Phase II proposes
- the identification/selection of equipment appropriate for a demonstration scale, wind powered, hydrogen manufacturing/storage/power generation system
- installation and integration of the hydrogen fuel cell system into 1-larbec’s current power provision and climate control system
- collection and dissemination of data describing the system’s operation
The output of the Phase II study will be a series of reports and presentations detailing
- the technical and financial challenges that arise during the integration of the hydrogen fuel cell system and the means by which the challenges were resolved
- the technical and financial performance characteristics of the operational
- operational and maintenance costs
- amount of hydrogen generated from available wind energy
- amount of electricity generated from available hydrogen
- overall electrical yield/efficiency of system
- recommendations for future systems
Journal Articles:No journal articles submitted with this report: View all 3 publications for this project
Supplemental Keywords:Wind Power, Hydrogen Generation, Fuel Cell,, RFA, Sustainable Industry/Business, POLLUTION PREVENTION, Sustainable Environment, Energy, Technology for Sustainable Environment, energy conservation, environmentally friendly fuel cell power system, green design, environmental sustainability, ecological design, hydrogen fuels, injection molding facility, energy efficiency, engineering, energy technology, alternative energy source, wind energy

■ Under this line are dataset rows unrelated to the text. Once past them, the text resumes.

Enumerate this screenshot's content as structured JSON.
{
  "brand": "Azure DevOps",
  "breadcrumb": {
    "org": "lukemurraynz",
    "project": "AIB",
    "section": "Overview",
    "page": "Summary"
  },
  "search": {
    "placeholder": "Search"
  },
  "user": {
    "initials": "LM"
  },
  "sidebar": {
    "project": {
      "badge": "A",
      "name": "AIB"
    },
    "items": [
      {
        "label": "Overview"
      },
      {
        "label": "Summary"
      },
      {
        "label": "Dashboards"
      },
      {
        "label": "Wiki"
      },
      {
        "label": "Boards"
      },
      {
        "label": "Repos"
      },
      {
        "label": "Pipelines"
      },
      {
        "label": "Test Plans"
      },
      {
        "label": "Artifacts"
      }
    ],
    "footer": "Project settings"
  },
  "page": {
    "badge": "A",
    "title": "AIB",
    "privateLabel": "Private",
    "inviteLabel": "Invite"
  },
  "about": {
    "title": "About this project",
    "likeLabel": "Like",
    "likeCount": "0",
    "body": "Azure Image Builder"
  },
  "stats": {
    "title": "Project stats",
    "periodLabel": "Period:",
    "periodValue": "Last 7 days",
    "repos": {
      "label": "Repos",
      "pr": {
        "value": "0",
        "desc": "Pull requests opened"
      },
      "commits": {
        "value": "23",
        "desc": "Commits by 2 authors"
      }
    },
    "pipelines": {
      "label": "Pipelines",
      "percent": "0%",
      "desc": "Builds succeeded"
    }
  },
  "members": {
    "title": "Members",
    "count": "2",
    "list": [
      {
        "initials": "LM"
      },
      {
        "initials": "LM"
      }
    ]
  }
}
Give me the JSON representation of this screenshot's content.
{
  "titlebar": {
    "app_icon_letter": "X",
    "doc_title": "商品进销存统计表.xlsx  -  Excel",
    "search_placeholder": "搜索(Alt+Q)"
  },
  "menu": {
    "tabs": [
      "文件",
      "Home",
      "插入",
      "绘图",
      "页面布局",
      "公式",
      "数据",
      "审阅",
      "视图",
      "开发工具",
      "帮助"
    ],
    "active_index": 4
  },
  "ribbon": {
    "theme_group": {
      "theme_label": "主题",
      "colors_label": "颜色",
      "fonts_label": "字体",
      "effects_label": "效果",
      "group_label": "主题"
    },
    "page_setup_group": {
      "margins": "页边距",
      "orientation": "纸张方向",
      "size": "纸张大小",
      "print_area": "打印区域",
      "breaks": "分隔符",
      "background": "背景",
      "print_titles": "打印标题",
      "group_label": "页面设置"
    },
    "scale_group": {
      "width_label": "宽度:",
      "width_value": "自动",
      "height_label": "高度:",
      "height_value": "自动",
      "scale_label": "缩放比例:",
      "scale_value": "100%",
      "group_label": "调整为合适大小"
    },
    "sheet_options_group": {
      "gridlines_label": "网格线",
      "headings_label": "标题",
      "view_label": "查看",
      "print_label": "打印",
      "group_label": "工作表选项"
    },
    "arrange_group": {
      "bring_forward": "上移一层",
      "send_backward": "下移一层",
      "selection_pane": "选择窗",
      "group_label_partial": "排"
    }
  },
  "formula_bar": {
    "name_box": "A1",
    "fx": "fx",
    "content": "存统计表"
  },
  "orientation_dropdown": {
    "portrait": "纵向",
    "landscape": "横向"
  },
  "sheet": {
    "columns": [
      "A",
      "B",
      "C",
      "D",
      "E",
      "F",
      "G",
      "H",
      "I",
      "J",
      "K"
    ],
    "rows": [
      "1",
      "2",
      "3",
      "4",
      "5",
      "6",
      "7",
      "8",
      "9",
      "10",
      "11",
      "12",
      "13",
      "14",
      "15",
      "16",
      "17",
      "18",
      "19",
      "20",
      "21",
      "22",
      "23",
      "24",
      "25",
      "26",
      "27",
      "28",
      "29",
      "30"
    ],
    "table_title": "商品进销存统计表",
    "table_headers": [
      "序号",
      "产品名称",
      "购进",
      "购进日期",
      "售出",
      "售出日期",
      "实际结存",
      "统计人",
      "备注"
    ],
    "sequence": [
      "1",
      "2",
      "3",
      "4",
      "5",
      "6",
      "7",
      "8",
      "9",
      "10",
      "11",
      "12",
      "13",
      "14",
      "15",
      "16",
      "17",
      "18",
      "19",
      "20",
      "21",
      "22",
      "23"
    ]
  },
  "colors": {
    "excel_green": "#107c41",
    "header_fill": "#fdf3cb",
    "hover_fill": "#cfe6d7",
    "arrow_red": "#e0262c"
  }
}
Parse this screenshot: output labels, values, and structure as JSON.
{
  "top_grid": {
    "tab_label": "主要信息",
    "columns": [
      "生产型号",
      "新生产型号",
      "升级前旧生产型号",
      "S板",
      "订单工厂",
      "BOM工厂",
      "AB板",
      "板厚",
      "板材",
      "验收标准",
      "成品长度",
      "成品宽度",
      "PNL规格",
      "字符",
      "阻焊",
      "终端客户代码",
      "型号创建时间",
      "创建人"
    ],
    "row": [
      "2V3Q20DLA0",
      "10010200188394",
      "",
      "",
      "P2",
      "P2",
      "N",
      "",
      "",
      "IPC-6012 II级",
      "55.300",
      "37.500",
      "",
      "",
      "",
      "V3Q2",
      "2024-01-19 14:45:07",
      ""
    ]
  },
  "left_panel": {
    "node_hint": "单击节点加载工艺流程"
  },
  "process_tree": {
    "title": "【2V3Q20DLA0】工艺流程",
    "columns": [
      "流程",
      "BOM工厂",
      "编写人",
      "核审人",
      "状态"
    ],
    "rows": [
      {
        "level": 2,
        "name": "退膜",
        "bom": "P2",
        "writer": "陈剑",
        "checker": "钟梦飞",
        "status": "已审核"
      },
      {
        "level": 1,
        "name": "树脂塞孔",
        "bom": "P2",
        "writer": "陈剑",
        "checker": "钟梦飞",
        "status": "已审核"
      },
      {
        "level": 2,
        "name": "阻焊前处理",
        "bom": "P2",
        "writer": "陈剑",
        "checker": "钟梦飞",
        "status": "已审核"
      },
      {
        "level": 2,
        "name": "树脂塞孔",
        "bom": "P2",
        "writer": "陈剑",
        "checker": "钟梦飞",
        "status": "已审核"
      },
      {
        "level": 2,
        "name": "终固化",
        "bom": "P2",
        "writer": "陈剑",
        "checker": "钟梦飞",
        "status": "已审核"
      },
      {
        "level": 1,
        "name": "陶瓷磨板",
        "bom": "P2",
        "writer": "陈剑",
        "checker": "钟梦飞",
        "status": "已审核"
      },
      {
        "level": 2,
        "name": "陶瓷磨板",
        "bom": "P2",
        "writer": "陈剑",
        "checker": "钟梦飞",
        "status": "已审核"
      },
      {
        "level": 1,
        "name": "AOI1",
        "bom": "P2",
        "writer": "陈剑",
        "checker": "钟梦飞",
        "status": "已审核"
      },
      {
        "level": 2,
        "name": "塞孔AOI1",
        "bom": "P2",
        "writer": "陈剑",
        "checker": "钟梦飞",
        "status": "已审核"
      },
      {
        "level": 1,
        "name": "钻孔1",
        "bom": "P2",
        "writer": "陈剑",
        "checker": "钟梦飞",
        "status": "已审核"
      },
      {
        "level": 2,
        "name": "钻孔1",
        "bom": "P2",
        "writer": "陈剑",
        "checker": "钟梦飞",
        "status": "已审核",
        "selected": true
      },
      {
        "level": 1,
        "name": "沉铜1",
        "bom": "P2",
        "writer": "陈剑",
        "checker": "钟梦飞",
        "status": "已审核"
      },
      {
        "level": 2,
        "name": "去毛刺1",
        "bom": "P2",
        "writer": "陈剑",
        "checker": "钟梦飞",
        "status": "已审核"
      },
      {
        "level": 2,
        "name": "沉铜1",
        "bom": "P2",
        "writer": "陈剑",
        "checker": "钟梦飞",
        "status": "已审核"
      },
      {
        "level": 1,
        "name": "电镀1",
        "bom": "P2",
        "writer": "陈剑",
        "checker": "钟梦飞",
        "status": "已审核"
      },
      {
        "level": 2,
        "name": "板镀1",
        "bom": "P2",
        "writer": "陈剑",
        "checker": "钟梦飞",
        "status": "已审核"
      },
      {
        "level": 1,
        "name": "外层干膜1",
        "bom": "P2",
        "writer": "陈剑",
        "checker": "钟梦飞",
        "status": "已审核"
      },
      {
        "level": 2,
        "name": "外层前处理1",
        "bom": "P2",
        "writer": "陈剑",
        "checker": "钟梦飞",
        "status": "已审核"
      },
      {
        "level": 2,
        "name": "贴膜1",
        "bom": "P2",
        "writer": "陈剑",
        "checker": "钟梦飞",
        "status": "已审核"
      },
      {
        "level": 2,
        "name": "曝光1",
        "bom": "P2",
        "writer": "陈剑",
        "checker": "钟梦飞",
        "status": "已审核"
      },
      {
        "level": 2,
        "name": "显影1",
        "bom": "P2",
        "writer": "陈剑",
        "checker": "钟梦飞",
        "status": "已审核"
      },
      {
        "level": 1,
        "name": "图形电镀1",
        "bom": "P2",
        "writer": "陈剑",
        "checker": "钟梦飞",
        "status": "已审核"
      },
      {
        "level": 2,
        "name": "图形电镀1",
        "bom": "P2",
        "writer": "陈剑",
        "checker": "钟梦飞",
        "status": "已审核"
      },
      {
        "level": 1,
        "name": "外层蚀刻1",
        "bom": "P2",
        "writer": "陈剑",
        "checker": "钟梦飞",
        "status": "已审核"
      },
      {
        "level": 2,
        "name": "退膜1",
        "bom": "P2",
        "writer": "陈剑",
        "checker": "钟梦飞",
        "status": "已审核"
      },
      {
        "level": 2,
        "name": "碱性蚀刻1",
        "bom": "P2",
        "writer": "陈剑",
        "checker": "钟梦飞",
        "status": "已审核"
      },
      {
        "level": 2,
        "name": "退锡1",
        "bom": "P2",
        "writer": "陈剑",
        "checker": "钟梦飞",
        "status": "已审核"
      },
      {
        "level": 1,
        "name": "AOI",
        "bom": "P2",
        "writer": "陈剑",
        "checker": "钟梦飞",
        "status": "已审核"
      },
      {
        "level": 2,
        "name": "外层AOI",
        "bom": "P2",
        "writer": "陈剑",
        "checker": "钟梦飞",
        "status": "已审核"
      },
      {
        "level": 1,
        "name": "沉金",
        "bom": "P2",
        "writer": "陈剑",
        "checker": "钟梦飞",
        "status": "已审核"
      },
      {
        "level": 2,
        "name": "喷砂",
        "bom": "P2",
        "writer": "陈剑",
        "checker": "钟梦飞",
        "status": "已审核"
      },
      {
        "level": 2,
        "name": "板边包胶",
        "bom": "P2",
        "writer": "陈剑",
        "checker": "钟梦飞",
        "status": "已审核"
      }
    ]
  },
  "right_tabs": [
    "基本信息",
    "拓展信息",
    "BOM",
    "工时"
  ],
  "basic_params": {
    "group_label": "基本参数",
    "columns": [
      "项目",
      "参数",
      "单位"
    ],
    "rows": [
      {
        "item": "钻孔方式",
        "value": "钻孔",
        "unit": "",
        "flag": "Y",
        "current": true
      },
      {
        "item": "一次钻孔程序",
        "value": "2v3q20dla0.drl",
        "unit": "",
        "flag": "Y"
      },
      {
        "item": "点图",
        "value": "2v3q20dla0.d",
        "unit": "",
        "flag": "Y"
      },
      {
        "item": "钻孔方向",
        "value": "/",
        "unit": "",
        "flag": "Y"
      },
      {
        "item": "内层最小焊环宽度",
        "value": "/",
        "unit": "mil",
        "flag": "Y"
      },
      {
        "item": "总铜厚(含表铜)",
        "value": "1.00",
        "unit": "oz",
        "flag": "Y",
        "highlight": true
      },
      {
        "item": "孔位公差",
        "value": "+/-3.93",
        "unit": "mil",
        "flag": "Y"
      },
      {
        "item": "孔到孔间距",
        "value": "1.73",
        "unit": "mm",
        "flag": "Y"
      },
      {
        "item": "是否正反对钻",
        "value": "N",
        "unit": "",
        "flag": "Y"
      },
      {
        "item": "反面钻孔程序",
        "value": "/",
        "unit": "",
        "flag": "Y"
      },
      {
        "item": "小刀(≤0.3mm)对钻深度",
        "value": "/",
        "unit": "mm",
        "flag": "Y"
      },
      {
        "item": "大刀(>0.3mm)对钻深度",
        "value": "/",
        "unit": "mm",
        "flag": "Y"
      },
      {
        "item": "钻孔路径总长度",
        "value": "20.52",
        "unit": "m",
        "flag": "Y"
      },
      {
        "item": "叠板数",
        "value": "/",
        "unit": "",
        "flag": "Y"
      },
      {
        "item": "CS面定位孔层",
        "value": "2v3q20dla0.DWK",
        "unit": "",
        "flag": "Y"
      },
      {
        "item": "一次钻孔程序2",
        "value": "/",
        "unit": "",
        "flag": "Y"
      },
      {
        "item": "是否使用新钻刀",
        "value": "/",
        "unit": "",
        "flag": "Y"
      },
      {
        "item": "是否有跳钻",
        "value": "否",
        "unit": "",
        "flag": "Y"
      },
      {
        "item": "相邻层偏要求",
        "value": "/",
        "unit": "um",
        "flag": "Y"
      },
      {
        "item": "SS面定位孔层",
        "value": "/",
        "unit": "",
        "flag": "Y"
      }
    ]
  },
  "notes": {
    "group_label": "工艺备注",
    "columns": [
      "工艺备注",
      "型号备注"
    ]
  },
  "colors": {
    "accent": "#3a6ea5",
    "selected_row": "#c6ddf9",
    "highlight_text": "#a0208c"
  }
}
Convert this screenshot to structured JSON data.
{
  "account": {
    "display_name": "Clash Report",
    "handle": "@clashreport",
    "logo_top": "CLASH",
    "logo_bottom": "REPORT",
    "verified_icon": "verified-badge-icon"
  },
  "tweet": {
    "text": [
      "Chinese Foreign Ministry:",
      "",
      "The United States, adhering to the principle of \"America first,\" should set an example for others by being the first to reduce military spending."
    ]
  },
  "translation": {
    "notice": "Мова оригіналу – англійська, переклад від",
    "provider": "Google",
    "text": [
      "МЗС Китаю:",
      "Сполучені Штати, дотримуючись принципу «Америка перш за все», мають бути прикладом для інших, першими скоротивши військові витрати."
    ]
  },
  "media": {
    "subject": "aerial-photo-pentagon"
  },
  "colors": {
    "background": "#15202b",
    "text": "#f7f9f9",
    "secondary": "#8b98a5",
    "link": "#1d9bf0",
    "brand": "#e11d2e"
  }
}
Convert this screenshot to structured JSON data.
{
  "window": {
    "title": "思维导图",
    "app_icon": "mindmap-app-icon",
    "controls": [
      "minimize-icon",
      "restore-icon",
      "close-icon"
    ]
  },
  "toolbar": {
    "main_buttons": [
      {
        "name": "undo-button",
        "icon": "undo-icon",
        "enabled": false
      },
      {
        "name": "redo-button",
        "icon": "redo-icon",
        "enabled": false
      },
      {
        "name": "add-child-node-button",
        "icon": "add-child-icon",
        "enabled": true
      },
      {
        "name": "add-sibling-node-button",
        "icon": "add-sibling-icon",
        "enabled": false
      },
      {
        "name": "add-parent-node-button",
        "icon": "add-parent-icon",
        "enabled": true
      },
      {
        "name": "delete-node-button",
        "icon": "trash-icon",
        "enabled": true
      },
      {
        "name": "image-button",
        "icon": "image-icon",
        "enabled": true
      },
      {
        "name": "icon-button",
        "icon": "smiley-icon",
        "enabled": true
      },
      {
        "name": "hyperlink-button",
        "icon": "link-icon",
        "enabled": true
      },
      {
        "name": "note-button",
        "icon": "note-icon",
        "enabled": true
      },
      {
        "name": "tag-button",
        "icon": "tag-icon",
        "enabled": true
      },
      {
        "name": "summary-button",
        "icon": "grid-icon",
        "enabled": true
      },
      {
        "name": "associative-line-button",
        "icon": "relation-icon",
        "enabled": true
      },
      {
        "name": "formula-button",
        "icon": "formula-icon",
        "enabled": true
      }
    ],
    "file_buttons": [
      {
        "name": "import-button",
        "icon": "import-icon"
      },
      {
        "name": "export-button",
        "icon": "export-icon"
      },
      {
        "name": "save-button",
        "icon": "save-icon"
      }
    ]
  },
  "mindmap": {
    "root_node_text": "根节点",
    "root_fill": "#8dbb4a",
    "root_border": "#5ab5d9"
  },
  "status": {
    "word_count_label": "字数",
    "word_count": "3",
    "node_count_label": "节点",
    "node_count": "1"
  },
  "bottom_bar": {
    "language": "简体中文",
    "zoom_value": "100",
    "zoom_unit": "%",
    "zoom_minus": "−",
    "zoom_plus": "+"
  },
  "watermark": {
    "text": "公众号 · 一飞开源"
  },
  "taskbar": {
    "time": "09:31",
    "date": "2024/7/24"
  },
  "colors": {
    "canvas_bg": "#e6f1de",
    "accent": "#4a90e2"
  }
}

Relevant Website: http://www.rit.edu/~pkg3318/seniordesign/index.htm Exit